TASK DETAILS: Which lines in the records below include the word "content"? Report each of them in full.

DATA:
○ ○ ○
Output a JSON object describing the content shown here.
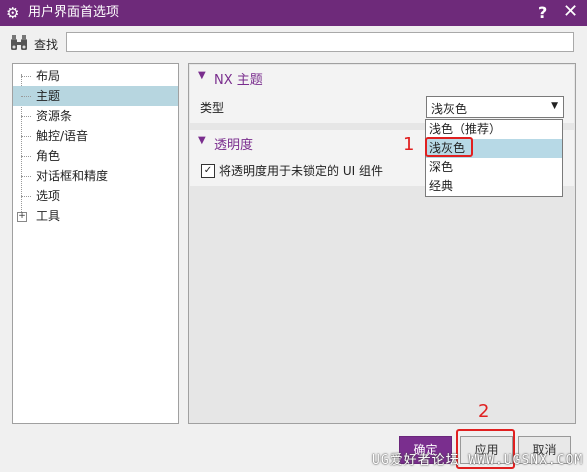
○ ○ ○
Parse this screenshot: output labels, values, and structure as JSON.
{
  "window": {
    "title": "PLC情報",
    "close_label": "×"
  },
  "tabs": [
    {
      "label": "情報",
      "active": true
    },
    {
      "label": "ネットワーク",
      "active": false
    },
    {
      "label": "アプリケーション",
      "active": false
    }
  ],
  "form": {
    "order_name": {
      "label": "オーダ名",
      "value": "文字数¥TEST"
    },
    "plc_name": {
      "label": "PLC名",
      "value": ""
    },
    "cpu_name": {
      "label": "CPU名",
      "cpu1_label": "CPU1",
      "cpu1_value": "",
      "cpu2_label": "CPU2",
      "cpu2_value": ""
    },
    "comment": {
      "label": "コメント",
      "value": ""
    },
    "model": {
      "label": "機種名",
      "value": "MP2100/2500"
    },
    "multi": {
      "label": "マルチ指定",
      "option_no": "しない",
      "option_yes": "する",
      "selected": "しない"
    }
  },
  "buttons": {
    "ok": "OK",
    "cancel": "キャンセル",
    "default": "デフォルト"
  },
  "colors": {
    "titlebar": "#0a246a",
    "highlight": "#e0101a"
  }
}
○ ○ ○
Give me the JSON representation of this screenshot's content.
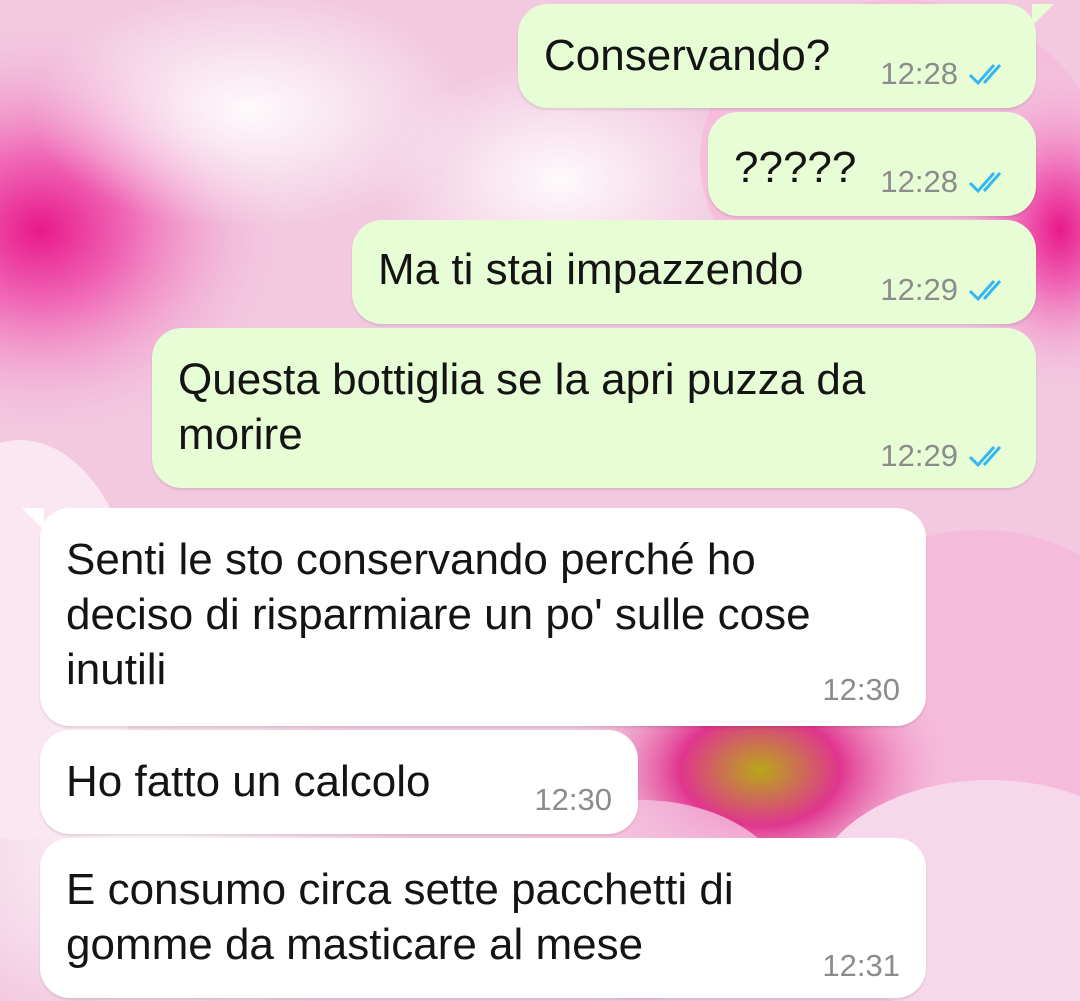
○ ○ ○
YOUR RESPONSE:
Output a JSON object describing the content shown here.
Give me the JSON representation of this screenshot's content.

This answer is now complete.